Required work: Search the data for the string "chevron" and extract every line where it appears.
***
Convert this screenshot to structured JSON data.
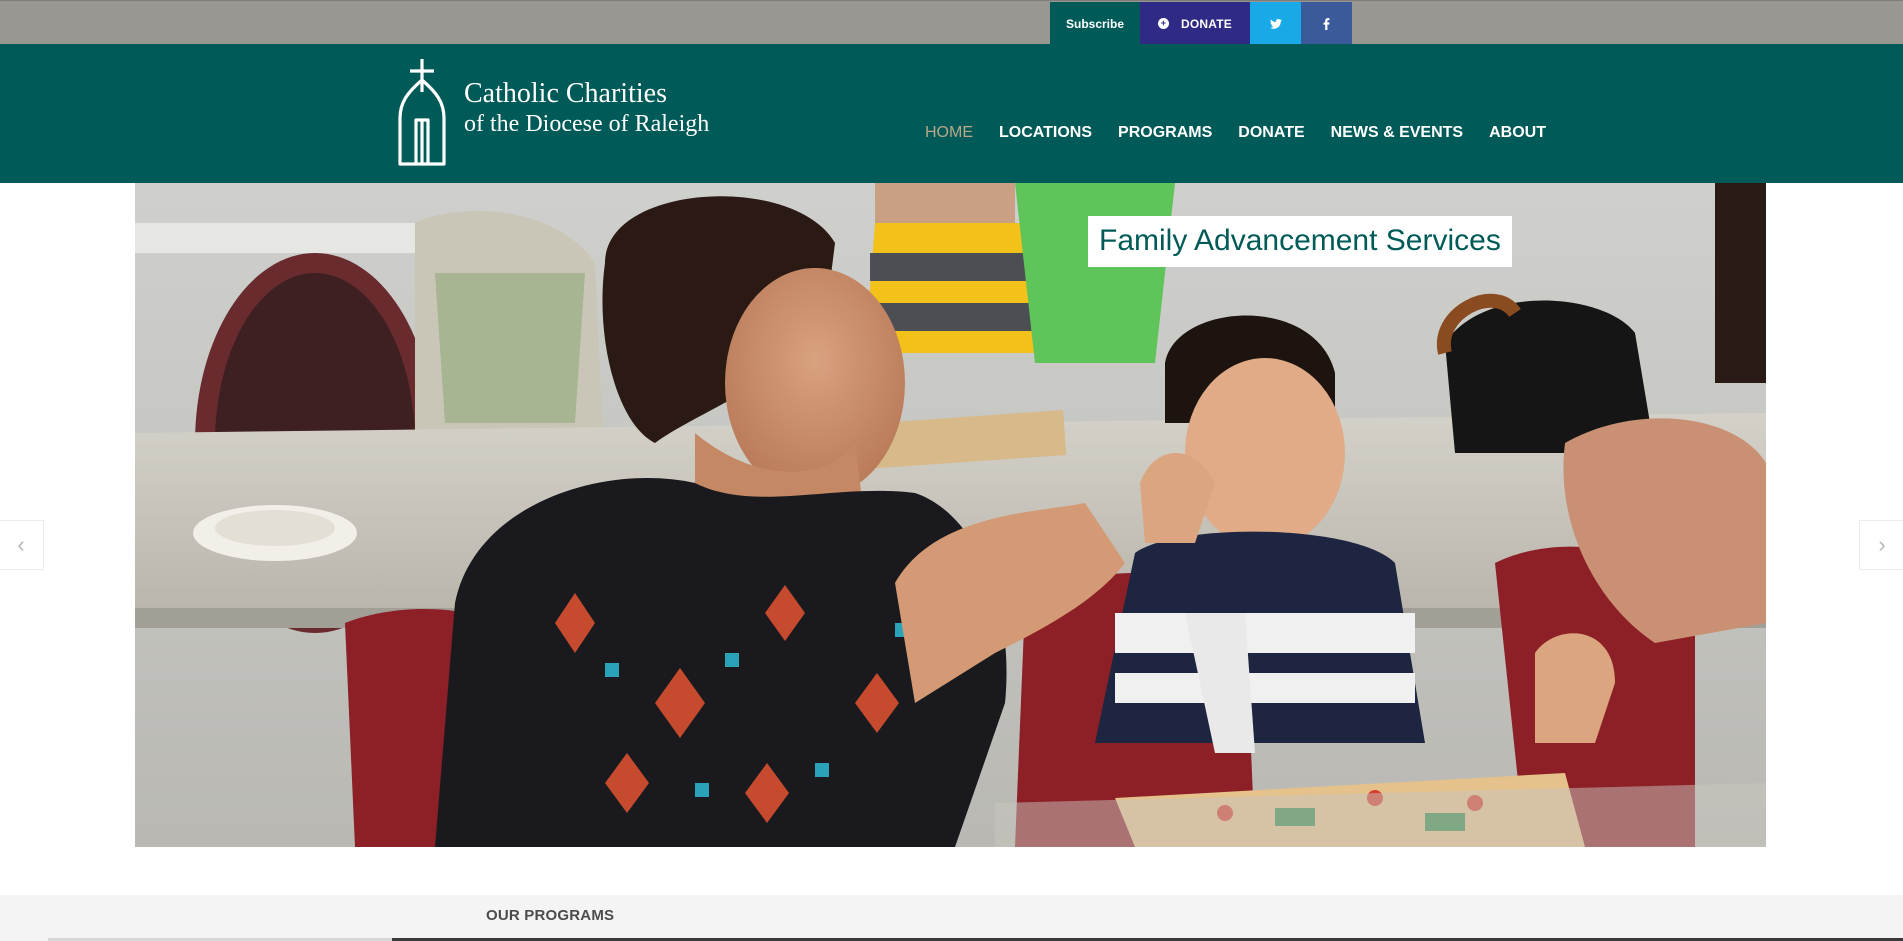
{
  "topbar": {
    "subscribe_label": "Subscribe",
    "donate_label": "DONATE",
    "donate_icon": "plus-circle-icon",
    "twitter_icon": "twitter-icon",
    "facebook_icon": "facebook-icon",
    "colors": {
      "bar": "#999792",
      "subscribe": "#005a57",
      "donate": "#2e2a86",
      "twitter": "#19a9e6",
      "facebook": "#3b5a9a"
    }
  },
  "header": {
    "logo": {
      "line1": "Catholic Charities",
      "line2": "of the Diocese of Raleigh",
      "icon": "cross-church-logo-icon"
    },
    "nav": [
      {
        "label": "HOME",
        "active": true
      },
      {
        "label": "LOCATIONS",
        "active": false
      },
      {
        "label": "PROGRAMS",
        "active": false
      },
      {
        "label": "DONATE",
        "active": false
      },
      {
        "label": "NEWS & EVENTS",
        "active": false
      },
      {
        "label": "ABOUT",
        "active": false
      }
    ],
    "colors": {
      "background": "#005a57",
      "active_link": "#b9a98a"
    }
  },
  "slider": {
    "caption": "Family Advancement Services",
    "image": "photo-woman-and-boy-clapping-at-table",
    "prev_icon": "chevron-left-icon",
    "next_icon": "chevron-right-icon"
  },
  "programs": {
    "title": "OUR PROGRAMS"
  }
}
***
Exercise response:
    "prev_icon": "chevron-left-icon",
    "next_icon": "chevron-right-icon"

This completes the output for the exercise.